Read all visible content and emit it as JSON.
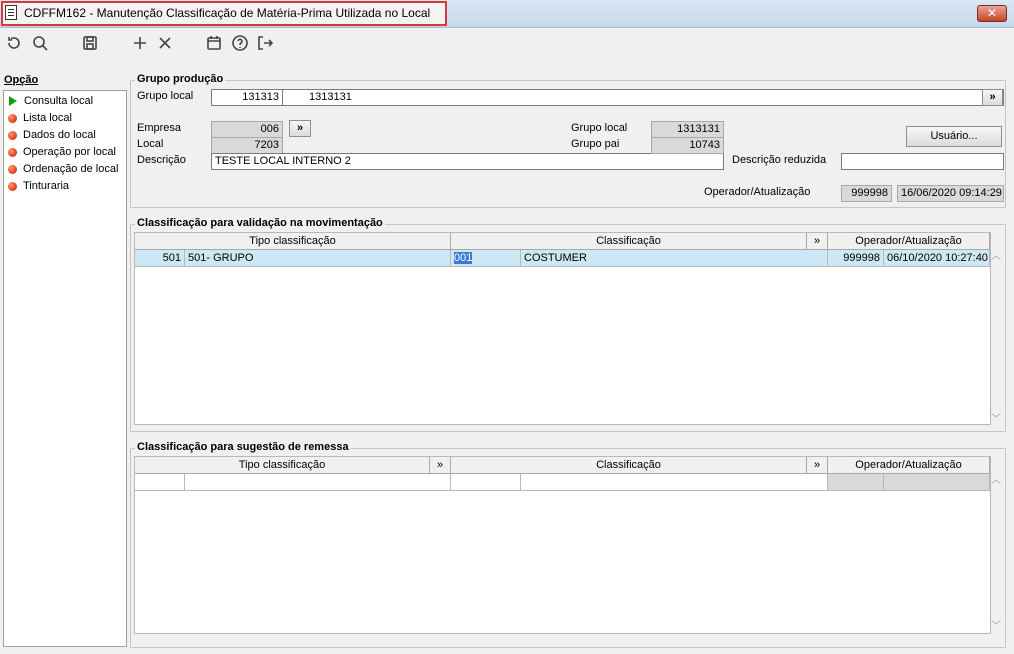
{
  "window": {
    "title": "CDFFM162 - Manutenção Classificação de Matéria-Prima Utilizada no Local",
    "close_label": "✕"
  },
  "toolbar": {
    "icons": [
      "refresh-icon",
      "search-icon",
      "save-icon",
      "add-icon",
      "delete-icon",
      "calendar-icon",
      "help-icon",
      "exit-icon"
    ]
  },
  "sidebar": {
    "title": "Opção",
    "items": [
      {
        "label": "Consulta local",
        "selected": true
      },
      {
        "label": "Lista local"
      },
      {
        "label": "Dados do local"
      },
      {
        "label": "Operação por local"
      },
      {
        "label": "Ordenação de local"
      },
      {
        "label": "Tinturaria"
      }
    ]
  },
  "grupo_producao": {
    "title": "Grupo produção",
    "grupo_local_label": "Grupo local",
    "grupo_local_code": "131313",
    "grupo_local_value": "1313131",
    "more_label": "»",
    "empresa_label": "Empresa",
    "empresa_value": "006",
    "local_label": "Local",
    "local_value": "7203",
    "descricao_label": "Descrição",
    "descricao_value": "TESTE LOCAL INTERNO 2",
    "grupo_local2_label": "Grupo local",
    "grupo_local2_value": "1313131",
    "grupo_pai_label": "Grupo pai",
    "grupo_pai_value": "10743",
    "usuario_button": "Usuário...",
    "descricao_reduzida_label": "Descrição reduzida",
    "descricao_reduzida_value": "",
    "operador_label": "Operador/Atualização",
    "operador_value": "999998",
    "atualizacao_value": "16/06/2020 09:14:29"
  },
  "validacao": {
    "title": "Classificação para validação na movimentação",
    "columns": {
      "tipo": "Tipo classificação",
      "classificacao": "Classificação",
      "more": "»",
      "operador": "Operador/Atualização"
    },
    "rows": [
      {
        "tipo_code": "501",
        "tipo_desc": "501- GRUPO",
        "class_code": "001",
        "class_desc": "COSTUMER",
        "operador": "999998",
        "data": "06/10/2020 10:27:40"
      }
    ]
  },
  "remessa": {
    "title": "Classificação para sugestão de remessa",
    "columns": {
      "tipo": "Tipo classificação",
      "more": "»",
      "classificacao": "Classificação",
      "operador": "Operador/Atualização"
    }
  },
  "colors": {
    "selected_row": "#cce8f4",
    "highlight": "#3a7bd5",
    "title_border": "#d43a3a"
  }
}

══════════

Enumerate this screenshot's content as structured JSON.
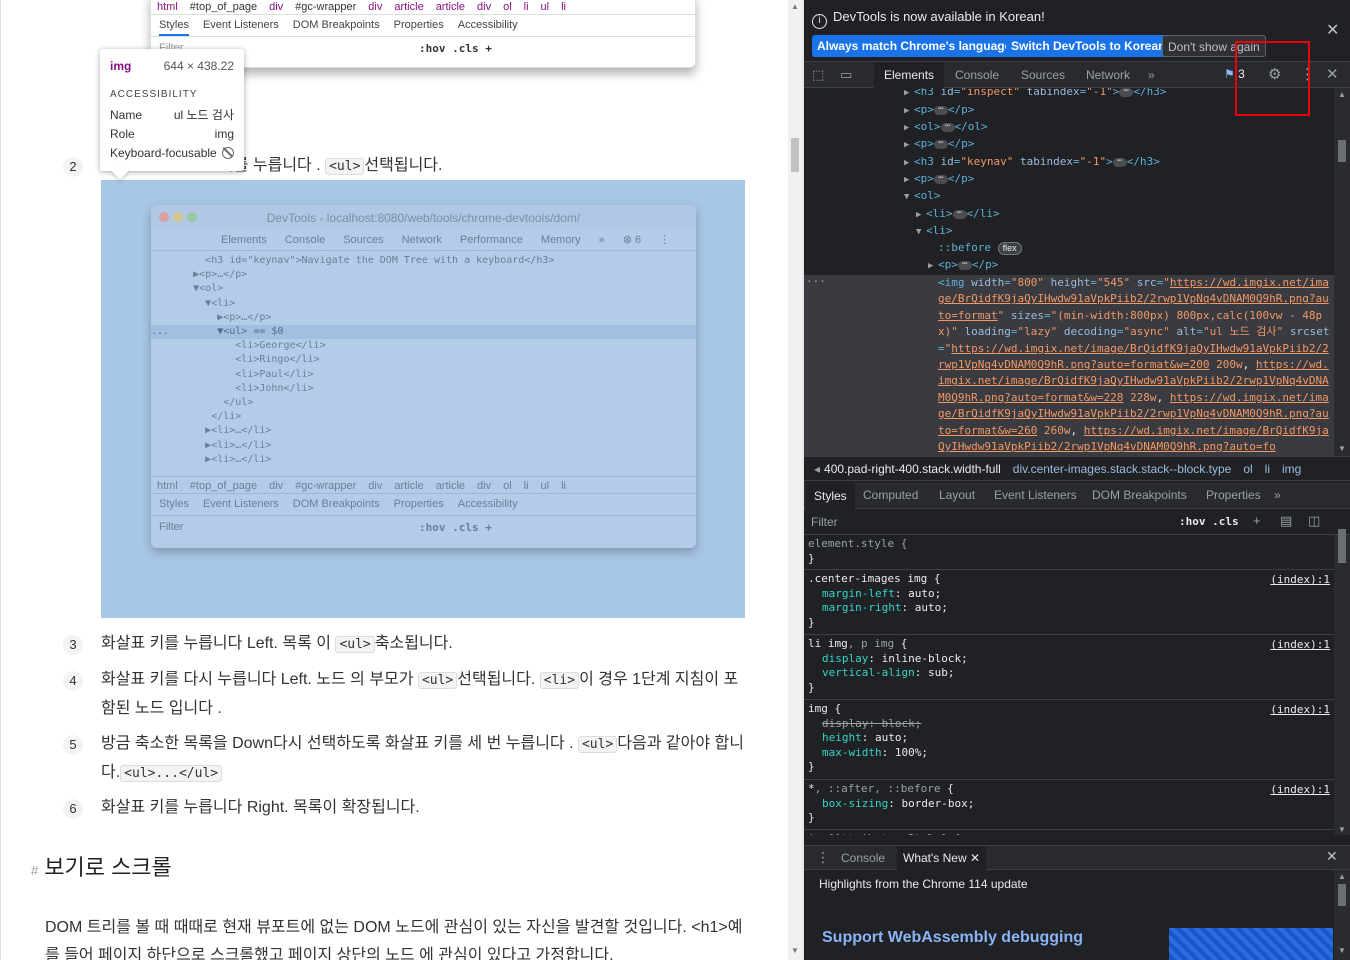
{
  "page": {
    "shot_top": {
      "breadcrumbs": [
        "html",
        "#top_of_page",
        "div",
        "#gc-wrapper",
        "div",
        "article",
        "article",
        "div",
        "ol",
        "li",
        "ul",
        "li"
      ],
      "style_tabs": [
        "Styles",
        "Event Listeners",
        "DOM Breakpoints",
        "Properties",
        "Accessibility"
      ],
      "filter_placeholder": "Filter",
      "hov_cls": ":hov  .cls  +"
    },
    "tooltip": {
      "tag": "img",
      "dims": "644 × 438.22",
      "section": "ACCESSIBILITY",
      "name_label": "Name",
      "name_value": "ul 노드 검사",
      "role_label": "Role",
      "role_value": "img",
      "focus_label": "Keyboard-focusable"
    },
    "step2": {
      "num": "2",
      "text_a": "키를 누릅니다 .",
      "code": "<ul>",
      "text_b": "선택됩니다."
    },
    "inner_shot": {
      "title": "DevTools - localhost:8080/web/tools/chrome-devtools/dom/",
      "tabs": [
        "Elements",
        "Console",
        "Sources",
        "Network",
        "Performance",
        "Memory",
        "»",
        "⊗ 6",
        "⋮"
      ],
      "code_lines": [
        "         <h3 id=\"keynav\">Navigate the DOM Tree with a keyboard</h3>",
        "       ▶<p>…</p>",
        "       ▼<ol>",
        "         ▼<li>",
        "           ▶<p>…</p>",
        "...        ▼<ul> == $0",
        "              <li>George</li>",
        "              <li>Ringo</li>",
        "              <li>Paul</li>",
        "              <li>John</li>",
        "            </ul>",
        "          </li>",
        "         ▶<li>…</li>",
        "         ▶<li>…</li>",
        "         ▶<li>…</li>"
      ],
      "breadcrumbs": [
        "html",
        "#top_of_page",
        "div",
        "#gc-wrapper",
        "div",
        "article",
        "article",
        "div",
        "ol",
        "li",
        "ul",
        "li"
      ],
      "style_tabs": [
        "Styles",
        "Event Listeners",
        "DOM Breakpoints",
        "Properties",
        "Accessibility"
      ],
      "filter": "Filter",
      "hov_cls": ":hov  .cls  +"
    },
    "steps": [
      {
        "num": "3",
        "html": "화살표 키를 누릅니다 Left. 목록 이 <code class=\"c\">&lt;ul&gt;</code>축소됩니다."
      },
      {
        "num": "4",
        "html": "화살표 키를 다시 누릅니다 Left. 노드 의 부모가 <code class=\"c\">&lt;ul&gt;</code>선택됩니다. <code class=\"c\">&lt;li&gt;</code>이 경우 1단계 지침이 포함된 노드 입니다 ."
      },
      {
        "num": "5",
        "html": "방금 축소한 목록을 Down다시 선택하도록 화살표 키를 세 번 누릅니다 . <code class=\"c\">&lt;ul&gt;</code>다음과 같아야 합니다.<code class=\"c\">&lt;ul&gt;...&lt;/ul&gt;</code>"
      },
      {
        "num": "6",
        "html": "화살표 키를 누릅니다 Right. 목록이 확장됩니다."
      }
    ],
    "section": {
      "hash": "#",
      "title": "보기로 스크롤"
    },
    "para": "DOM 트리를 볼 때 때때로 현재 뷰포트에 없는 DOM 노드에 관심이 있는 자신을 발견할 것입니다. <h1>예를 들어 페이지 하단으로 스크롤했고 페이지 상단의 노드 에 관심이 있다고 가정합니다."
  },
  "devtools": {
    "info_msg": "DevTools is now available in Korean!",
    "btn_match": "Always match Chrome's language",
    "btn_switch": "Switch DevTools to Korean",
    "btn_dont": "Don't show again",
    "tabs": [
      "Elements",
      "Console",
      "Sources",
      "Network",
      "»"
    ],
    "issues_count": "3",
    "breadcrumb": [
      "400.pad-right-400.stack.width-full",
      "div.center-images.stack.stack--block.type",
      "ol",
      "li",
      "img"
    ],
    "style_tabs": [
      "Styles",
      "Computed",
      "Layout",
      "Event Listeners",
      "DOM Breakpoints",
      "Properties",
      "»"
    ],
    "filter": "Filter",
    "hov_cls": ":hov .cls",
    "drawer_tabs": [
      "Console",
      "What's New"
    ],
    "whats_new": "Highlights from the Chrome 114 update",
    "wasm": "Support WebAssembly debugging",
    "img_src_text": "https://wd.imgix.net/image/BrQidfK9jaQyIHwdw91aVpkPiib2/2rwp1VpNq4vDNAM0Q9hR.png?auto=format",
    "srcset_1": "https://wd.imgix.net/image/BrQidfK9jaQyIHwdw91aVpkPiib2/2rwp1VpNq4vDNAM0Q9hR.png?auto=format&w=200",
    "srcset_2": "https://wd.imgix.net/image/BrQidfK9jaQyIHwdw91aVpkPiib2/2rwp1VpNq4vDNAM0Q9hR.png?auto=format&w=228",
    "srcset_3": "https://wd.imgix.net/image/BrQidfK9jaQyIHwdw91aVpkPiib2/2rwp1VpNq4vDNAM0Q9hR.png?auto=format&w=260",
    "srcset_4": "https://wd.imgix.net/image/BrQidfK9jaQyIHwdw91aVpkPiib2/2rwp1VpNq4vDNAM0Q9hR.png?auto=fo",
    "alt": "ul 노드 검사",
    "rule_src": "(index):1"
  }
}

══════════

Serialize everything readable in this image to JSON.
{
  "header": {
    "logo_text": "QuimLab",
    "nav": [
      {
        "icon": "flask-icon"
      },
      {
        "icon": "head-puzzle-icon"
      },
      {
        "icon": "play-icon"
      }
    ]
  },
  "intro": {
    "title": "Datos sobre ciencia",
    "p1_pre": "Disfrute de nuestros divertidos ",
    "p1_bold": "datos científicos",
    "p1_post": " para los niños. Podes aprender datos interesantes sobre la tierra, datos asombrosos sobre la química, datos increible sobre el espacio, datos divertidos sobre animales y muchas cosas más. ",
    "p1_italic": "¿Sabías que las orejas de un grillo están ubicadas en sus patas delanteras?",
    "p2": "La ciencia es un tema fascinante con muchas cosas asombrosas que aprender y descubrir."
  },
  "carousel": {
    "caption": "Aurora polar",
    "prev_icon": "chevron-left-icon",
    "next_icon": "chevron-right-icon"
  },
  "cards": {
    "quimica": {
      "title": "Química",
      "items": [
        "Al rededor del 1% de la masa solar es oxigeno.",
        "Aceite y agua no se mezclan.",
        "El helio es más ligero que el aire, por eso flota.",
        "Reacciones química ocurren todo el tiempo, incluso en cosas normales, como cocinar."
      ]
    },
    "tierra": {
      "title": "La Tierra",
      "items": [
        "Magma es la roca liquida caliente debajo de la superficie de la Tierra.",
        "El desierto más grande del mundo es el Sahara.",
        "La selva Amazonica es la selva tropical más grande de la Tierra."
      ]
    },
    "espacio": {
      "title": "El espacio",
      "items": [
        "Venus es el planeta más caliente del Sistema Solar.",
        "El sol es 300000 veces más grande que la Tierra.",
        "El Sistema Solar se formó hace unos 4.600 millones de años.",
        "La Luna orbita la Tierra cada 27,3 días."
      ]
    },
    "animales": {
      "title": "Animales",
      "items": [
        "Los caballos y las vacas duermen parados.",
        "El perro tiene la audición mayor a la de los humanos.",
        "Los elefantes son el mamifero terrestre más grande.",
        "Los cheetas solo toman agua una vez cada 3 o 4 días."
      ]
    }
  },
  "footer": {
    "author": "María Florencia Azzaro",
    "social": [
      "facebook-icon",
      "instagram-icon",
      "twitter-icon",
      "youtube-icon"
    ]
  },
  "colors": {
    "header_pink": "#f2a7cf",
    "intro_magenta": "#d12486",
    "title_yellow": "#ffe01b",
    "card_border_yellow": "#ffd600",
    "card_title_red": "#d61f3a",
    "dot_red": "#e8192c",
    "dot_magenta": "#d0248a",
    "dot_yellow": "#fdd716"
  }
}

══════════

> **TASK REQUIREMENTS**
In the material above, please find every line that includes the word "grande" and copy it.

> **ANSWER TO THIS EXERCISE**
        "El desierto más grande del mundo es el Sahara.",
        "La selva Amazonica es la selva tropical más grande de la Tierra."
        "El sol es 300000 veces más grande que la Tierra.",
        "Los elefantes son el mamifero terrestre más grande.",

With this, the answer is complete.